Charles' Law -- Why your boat lift is sitting lower in the water


It's cold and rainy in the Lowcountry today and we've had a couple of phone calls this morning with folks asking "Why is my boat lift sitting lower in the water today?  Is it losing air?"

If you own a Safe Haven or a DryDock (or any other type of lift that you add air to a tank to gain buoyancy) you may have noticed that the lift is sitting a little lower in the water each day (especially if you haven't taken your boat out for a few days.)

Well, chances are your boat lift does NOT have a leak in the system anywhere.  Instead, you can cast blame towards a French mathemetician named Jacques-Alexandre-Cesar Charles who discovered that gas (air) changes volume with changes in temperature.  (Well, to be fair, Joseph Louis Gay-Lussac published this finding in 1802, but he gave the credit to Jacques Charles for the discovery.) 

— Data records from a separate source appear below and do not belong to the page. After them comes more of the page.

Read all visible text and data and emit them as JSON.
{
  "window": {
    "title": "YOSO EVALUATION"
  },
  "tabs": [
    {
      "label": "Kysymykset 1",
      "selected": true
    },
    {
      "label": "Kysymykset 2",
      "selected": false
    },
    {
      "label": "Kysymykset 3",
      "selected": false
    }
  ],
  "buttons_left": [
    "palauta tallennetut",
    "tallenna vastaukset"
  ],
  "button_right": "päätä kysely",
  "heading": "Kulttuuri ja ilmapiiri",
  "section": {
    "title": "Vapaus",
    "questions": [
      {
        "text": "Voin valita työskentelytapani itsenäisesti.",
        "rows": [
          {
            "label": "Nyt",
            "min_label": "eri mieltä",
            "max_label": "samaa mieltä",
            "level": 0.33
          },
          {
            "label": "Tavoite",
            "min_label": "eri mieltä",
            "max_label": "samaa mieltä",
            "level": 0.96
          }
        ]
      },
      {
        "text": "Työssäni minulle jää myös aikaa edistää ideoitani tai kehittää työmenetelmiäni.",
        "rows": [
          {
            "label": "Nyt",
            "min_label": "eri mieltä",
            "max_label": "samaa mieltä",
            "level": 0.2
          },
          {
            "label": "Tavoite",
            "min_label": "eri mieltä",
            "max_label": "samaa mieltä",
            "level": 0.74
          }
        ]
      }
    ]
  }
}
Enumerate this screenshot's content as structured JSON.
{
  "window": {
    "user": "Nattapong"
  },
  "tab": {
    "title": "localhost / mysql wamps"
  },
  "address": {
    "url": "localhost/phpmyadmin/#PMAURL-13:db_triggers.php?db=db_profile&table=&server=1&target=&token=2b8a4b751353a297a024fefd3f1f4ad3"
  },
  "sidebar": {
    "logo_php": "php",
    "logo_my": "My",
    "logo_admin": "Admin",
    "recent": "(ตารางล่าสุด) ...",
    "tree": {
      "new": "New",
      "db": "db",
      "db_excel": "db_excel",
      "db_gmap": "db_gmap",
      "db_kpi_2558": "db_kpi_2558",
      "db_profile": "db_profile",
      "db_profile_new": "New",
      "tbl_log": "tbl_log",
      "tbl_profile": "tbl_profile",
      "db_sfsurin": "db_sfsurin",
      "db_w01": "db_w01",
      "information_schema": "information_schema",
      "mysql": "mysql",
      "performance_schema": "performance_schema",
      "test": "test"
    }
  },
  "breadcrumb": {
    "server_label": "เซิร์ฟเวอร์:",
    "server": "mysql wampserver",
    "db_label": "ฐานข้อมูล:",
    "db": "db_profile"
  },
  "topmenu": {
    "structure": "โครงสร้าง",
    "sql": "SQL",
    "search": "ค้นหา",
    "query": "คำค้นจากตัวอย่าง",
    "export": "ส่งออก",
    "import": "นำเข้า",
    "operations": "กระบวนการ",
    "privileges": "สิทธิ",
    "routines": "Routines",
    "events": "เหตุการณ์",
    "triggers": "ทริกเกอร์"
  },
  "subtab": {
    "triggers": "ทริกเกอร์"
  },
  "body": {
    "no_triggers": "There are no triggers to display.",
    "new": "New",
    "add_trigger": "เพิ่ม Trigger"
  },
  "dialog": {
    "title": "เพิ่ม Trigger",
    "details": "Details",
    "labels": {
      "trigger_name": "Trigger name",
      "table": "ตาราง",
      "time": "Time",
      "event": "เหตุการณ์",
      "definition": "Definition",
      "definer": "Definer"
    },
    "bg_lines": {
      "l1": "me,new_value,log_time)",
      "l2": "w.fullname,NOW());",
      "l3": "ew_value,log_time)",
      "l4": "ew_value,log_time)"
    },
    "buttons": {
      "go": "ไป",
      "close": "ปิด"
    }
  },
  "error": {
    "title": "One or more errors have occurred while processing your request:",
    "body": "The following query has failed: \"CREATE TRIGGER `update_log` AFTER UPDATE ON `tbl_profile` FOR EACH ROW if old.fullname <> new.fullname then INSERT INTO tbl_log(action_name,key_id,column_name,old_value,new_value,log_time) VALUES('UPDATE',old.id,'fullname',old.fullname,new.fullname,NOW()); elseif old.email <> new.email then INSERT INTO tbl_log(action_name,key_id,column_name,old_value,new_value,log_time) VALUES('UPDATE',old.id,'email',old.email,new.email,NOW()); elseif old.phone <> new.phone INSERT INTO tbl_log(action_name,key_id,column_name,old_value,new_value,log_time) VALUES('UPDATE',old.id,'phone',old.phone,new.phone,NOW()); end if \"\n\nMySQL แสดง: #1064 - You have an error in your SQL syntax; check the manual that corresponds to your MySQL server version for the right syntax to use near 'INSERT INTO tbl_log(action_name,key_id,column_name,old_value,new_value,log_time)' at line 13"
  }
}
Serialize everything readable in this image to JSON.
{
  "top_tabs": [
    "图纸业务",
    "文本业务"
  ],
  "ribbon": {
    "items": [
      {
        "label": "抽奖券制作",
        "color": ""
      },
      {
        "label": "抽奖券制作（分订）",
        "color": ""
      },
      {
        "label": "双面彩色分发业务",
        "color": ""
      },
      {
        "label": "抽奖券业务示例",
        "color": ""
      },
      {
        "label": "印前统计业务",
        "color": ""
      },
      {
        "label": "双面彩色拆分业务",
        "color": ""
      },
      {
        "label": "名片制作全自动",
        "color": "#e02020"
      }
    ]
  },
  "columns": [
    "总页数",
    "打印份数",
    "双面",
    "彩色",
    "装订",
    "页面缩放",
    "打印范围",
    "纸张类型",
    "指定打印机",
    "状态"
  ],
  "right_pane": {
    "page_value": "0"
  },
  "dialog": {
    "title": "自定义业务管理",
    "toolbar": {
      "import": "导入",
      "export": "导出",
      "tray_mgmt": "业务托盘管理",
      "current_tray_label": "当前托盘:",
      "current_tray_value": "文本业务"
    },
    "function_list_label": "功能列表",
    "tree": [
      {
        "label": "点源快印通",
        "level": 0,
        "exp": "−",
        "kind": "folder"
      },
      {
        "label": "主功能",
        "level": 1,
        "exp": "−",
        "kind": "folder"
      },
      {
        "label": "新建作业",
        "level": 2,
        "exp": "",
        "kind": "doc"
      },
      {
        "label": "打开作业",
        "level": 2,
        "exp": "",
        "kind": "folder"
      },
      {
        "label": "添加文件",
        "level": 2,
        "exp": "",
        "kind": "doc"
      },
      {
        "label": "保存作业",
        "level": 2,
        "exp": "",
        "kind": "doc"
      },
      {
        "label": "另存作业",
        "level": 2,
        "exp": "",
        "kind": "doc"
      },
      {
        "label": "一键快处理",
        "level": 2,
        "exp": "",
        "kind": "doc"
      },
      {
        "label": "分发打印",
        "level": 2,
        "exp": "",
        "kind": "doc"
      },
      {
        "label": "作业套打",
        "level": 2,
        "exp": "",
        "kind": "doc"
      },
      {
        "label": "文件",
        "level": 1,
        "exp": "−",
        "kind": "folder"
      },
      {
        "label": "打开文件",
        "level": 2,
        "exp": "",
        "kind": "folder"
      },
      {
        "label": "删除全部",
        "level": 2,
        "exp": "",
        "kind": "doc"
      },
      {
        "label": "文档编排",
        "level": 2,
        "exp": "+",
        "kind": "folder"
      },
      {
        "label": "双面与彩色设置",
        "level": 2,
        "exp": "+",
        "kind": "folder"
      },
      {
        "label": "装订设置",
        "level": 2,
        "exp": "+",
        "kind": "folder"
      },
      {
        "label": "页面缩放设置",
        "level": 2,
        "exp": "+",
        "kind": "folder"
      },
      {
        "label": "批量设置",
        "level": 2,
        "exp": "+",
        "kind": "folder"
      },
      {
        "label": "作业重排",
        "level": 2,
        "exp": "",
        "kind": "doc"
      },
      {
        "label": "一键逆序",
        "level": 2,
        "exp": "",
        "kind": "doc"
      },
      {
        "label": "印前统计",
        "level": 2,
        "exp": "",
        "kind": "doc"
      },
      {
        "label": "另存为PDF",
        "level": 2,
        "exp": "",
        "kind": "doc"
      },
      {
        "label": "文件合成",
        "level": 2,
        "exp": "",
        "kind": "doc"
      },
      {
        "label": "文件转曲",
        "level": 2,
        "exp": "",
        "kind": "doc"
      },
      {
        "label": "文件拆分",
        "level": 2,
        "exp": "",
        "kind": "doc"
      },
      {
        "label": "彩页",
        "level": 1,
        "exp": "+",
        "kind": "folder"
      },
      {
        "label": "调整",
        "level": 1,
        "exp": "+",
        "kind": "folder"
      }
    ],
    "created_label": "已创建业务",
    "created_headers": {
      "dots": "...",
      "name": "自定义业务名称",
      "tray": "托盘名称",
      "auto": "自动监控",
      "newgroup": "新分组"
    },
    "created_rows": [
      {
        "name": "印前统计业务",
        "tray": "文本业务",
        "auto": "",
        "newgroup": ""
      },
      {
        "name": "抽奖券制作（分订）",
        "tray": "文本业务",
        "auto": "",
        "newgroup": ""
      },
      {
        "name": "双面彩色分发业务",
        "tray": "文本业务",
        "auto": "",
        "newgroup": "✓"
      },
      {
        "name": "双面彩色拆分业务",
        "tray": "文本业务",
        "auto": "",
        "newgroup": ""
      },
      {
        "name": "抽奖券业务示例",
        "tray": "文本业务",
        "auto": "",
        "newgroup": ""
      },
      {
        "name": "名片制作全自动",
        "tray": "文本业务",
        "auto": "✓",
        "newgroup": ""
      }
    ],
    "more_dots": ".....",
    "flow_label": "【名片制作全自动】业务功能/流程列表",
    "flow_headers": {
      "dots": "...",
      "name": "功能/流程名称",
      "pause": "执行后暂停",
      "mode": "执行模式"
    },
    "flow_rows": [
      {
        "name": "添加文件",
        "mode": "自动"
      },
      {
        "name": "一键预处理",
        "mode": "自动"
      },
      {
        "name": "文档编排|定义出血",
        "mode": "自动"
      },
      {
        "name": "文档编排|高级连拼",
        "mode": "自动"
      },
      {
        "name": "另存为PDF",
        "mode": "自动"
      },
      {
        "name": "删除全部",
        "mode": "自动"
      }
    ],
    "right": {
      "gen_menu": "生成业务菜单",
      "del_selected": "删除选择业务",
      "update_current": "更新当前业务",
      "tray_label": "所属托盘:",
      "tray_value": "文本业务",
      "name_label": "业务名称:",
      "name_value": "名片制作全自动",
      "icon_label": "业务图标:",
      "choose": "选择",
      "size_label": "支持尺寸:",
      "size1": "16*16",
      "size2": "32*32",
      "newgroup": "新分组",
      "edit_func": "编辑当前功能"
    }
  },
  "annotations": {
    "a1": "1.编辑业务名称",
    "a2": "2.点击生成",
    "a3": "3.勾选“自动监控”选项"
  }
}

Charles' Law, as it's called, states that "the volume of a gas is directly proportional to the absolute temperature."  

In other words, as the water gets cold around your boat lift, the air in the tanks tends to lose volume (or shrink) and thus the boat lift rides a bit lower in the water.

Conversely, in the summertime, as the air gets warmer, you may notice your boat lift "burping" from time to time as the air in the tanks expands in the hotter water and the excess air bubbles out of the exhaust ports.

The Boat Float Company....we're science geeks, too!